_Problem details:_
An exact copy of all the entries below is what this task needs.

_Supplied data:_
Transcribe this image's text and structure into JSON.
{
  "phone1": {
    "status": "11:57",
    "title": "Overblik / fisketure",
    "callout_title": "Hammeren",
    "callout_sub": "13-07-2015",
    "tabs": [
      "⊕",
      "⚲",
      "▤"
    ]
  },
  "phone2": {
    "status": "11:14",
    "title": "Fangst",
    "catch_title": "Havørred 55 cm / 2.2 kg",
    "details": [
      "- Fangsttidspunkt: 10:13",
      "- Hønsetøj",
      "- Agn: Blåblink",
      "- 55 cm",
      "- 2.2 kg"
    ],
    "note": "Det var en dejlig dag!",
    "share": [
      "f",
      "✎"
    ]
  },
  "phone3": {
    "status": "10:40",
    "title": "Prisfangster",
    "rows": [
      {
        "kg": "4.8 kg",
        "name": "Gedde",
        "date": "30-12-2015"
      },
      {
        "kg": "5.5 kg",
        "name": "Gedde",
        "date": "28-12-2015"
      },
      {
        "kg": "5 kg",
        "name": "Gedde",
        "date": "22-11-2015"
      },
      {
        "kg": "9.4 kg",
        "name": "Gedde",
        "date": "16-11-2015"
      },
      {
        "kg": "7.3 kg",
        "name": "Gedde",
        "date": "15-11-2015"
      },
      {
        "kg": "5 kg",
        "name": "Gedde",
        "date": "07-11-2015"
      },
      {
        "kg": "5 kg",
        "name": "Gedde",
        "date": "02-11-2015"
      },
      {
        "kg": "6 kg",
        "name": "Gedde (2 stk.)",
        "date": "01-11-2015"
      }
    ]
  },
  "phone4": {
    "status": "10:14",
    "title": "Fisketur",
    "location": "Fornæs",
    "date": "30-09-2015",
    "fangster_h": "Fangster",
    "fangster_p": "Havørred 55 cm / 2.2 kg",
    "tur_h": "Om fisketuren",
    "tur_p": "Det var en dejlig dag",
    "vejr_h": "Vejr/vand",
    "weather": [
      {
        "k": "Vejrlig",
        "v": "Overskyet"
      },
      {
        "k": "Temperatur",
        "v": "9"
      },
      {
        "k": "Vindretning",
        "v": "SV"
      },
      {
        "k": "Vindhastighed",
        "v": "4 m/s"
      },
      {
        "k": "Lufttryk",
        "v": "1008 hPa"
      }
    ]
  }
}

_Written response:_
Transcribe this image's text and structure into JSON.
{
  "phone1": {
    "status": "11:57",
    "title": "Overblik / fisketure",
    "callout_title": "Hammeren",
    "callout_sub": "13-07-2015",
    "tabs": [
      "⊕",
      "⚲",
      "▤"
    ]
  },
  "phone2": {
    "status": "11:14",
    "title": "Fangst",
    "catch_title": "Havørred 55 cm / 2.2 kg",
    "details": [
      "- Fangsttidspunkt: 10:13",
      "- Hønsetøj",
      "- Agn: Blåblink",
      "- 55 cm",
      "- 2.2 kg"
    ],
    "note": "Det var en dejlig dag!",
    "share": [
      "f",
      "✎"
    ]
  },
  "phone3": {
    "status": "10:40",
    "title": "Prisfangster",
    "rows": [
      {
        "kg": "4.8 kg",
        "name": "Gedde",
        "date": "30-12-2015"
      },
      {
        "kg": "5.5 kg",
        "name": "Gedde",
        "date": "28-12-2015"
      },
      {
        "kg": "5 kg",
        "name": "Gedde",
        "date": "22-11-2015"
      },
      {
        "kg": "9.4 kg",
        "name": "Gedde",
        "date": "16-11-2015"
      },
      {
        "kg": "7.3 kg",
        "name": "Gedde",
        "date": "15-11-2015"
      },
      {
        "kg": "5 kg",
        "name": "Gedde",
        "date": "07-11-2015"
      },
      {
        "kg": "5 kg",
        "name": "Gedde",
        "date": "02-11-2015"
      },
      {
        "kg": "6 kg",
        "name": "Gedde (2 stk.)",
        "date": "01-11-2015"
      }
    ]
  },
  "phone4": {
    "status": "10:14",
    "title": "Fisketur",
    "location": "Fornæs",
    "date": "30-09-2015",
    "fangster_h": "Fangster",
    "fangster_p": "Havørred 55 cm / 2.2 kg",
    "tur_h": "Om fisketuren",
    "tur_p": "Det var en dejlig dag",
    "vejr_h": "Vejr/vand",
    "weather": [
      {
        "k": "Vejrlig",
        "v": "Overskyet"
      },
      {
        "k": "Temperatur",
        "v": "9"
      },
      {
        "k": "Vindretning",
        "v": "SV"
      },
      {
        "k": "Vindhastighed",
        "v": "4 m/s"
      },
      {
        "k": "Lufttryk",
        "v": "1008 hPa"
      }
    ]
  }
}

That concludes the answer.